The Texas Education Agency, in collaboration with the Children’s Learning Institute at UTHealth Houston, received an award from the US Department of Education to develop the Texas Kindergarten Entry Assessment (TX-KEA). This assessment is being designed for use by educators to screen children’s school readiness upon their entry into kindergarten. TX-KEA will help schools determine whether students have mastered developmental benchmarks, as described in the Texas PreK Guidelines and the Texas Essential Knowledge and Skills (TEKS). This point-in-time snapshot of each student’s competencies will inform instruction and identify whether additional diagnostic assessment is needed.
This project promises to enhance the quality and variety of assessment instruments and systems available for use by Texas’ 1,247 school districts, which serve up to 400,000 new kindergarten students each year. Goals of the project are to develop a comprehensive screening tool which can be reliably administered by kindergarten teachers, is a valid predictor of later academic success, and is integrated into TEA’s longitudinal assessment system.
Investigators and consultants will collaboratively construct test items that evaluate a broad range of school readiness skills. TX-KEA will be “comprehensive” in that it will evaluate many learning domains critical for academic success:
Separate English and Spanish versions of TX-KEA will be developed. TX-KEA is being designed from its outset to meet the need for a comprehensive screening tool that demonstrates good psychometric properties and the need of school districts to have cost effective alternatives that provide meaningful results. Including both teacher-completed checklists and individually-administered assessments for children, TX-KEA will be available on multiple forms of technology, e.g., PC, tablet, etc.
In Phase 1 DEVELOPMENT, the research team will develop a variety of testing procedures, testing materials, and preliminary test items that provide coverage of the full continuum of Kindergarten children’s knowledge and abilities in oral language, letter knowledge, phonological awareness, mathematics, science/engineering, approaches to learning, motor coordination, executive functioning, and social-emotional competencies.

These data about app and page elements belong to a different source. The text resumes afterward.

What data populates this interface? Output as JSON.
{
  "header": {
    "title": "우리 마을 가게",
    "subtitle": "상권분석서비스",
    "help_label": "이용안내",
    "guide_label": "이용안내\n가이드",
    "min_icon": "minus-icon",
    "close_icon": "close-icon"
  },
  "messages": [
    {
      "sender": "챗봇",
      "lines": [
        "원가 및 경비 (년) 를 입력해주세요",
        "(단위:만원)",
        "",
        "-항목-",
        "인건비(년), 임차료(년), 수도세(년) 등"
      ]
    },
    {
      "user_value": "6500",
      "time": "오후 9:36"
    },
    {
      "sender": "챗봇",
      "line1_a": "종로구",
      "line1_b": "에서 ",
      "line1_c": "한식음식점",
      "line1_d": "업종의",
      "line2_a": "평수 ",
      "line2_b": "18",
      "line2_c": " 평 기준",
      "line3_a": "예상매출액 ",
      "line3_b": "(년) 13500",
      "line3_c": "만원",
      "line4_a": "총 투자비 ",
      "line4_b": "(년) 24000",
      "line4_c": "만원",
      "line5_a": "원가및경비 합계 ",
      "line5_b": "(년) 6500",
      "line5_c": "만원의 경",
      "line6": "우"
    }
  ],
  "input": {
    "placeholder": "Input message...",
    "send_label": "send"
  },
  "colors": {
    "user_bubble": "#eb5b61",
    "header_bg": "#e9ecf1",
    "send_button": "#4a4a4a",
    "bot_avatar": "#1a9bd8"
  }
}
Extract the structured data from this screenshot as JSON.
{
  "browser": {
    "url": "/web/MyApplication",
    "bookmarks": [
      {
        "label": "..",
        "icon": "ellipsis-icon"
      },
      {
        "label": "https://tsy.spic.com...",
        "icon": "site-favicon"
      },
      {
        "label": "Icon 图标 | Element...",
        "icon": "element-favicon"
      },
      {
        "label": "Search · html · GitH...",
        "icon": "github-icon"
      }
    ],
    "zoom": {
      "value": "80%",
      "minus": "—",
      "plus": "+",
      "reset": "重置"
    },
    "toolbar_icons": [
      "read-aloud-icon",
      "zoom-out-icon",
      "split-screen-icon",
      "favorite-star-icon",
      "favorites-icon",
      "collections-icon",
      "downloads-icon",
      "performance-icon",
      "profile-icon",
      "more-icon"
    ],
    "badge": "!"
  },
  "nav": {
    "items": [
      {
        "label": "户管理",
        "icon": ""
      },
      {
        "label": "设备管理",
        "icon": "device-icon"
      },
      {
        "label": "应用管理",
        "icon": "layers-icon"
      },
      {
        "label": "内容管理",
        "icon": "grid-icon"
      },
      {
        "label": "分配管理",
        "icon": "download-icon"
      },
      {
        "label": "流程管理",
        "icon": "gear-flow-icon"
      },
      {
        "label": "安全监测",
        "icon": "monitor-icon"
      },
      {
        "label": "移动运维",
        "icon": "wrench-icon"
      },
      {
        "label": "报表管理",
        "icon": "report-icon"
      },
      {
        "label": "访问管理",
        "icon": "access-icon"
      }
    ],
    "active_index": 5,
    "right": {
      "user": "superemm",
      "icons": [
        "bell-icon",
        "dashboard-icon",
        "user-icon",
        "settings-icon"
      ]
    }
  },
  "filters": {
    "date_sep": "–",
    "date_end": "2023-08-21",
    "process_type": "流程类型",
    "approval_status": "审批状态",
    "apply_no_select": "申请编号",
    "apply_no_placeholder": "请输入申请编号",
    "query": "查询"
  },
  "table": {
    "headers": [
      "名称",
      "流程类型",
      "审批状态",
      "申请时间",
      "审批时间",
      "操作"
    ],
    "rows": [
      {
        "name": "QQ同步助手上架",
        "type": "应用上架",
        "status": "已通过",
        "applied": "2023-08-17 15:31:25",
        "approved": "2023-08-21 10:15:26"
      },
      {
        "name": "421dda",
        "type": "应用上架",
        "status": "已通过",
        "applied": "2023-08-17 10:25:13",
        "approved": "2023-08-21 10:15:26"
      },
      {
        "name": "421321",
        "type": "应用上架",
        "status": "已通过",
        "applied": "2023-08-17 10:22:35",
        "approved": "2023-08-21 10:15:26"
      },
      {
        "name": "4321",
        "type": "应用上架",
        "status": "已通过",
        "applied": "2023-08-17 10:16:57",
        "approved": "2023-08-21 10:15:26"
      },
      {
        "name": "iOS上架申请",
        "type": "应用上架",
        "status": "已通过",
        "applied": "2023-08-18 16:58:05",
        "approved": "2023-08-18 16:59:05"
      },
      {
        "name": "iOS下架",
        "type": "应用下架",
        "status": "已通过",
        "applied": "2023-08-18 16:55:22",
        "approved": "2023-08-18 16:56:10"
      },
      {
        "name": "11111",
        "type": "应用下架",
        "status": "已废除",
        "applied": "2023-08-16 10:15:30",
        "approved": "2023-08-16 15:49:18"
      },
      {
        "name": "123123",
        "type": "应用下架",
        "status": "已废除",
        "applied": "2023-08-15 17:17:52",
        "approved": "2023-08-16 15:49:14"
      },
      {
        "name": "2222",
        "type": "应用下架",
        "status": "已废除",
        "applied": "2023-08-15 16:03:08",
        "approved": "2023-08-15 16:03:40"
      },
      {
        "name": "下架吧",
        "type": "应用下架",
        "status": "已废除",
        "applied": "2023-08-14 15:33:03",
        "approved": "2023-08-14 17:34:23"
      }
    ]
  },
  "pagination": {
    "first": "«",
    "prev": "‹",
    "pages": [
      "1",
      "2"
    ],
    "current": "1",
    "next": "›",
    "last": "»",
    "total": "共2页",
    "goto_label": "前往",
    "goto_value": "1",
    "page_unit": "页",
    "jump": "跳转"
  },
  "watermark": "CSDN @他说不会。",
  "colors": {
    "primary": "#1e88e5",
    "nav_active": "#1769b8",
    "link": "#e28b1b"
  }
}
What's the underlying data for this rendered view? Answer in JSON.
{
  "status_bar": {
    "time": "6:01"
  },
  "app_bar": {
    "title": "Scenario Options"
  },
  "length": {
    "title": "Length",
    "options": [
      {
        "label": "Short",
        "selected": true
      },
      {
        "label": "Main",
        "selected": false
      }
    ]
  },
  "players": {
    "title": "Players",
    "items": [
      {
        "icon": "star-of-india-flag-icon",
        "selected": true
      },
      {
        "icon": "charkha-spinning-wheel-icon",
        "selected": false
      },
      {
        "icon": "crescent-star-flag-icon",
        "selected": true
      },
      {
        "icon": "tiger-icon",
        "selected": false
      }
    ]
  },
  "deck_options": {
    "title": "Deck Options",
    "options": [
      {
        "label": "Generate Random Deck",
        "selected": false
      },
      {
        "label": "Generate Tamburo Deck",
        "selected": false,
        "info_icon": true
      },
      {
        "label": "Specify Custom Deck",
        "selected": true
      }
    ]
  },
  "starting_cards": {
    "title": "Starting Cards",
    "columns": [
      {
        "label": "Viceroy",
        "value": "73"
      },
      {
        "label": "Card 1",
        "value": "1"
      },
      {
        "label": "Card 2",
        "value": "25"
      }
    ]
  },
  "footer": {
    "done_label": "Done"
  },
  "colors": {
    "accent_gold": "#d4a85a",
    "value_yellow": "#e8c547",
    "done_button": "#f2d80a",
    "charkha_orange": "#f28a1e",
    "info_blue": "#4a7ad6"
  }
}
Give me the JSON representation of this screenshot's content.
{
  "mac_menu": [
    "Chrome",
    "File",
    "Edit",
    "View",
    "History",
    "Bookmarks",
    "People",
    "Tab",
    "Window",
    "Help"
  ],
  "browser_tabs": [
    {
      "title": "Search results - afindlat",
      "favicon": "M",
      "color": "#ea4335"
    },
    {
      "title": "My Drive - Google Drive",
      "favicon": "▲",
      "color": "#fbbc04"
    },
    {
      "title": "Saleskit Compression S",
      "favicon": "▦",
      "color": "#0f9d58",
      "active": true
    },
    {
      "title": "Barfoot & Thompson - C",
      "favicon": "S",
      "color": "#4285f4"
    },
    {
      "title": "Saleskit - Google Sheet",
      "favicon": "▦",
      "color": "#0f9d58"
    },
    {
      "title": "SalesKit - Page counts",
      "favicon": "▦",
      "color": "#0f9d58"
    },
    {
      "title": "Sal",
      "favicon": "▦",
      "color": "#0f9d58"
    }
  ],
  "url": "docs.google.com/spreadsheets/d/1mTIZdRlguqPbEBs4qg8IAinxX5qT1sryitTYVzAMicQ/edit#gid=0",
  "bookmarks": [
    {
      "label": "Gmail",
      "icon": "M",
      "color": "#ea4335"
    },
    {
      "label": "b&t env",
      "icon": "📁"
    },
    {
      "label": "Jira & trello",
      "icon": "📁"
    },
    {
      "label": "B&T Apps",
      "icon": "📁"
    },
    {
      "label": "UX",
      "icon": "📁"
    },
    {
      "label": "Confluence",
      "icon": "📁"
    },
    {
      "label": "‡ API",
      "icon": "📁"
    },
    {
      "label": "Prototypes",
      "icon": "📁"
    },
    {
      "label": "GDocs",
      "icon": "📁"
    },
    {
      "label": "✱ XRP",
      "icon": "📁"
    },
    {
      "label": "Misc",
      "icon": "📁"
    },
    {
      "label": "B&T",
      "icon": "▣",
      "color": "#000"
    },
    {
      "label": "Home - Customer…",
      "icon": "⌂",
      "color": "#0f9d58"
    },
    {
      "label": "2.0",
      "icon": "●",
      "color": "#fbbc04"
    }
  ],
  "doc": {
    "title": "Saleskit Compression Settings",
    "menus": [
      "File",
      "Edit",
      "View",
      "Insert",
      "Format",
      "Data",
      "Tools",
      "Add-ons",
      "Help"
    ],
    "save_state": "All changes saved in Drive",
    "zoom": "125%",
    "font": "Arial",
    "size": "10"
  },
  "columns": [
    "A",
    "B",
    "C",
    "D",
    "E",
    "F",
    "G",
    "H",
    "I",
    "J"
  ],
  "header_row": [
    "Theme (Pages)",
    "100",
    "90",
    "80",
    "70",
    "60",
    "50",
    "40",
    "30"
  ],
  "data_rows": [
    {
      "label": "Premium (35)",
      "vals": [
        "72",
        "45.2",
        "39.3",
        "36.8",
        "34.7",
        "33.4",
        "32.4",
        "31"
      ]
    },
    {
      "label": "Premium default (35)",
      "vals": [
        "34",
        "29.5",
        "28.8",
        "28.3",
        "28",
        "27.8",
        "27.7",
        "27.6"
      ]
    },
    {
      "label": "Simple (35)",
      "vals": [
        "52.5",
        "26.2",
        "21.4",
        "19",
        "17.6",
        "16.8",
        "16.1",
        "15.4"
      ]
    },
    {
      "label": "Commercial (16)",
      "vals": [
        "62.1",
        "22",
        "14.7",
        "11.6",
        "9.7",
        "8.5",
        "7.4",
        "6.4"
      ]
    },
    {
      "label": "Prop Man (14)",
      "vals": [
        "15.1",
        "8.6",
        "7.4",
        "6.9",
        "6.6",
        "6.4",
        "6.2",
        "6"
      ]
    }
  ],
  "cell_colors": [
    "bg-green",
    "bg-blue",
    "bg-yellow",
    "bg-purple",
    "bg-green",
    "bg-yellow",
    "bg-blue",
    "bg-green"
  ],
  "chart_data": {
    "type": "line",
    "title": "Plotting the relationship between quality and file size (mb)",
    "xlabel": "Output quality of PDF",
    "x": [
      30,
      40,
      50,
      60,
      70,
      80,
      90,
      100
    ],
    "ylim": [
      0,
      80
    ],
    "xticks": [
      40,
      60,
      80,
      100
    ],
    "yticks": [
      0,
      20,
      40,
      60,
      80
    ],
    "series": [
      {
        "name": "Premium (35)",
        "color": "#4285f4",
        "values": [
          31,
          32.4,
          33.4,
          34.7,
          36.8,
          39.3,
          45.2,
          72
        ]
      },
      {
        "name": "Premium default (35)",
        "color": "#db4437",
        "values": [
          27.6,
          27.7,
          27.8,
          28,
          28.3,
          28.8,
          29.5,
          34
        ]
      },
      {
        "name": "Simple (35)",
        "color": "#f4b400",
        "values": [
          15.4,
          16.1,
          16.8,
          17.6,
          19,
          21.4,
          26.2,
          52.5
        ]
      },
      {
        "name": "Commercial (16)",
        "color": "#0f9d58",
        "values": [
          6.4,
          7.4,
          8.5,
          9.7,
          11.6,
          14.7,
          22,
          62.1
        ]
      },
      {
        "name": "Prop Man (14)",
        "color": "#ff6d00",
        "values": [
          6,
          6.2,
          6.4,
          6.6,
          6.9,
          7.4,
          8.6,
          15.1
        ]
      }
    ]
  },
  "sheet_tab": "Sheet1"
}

In Phase 2 PILOT STUDY, initial tasks will be piloted with a sample of approximately 75 Kindergarteners.
Revised procedures and a large pool of potential test items will be administered to 2,000 children in Phase 3 SCALING STUDY, which will span approximately two years. Half of the participants in Phase 3 will be monolingual English speakers and half will be monolingual or bilingual speakers of Spanish. English and Spanish versions will assess the full range of kindergartners’ abilities in each domain of school readiness.
Finally, Phase 4 VALIDITY STUDY will involve a longitudinal validity study with approximately 200 Kindergarten children. Specifically, TX-KEA and standardized norm-referenced measures will be administered to 200 students (100 Spanish and 100 English speakers) in the fall to examine validity. Norm-referenced measures will be administered in the spring to evaluate predictive validity.
The investigative team recognizes that a screening product is only as good as the procedures developed to train users in how to administer the assessment and how to use the reporting functionalities. Therefore, we also plan to develop an appropriate training module for teachers to learn how to administer this assessment, to ensure that it is administered consistently throughout the state.
Throughout the course of the project’s duration, we will develop and test a technology platform that provides a secure, accessible environment to host the TX-KEA, collects assessment data, and integrates the data into the state’s longitudinal data system, TSDS, which will be enhanced to provide requisite reporting to teachers and schools throughout Texas.
The Texas Education Agency is located in Austin, Texas. Researchers for this study are located at UTHealth in Houston, Texas. Assessments will be conducted in various school districts and sites throughout Texas.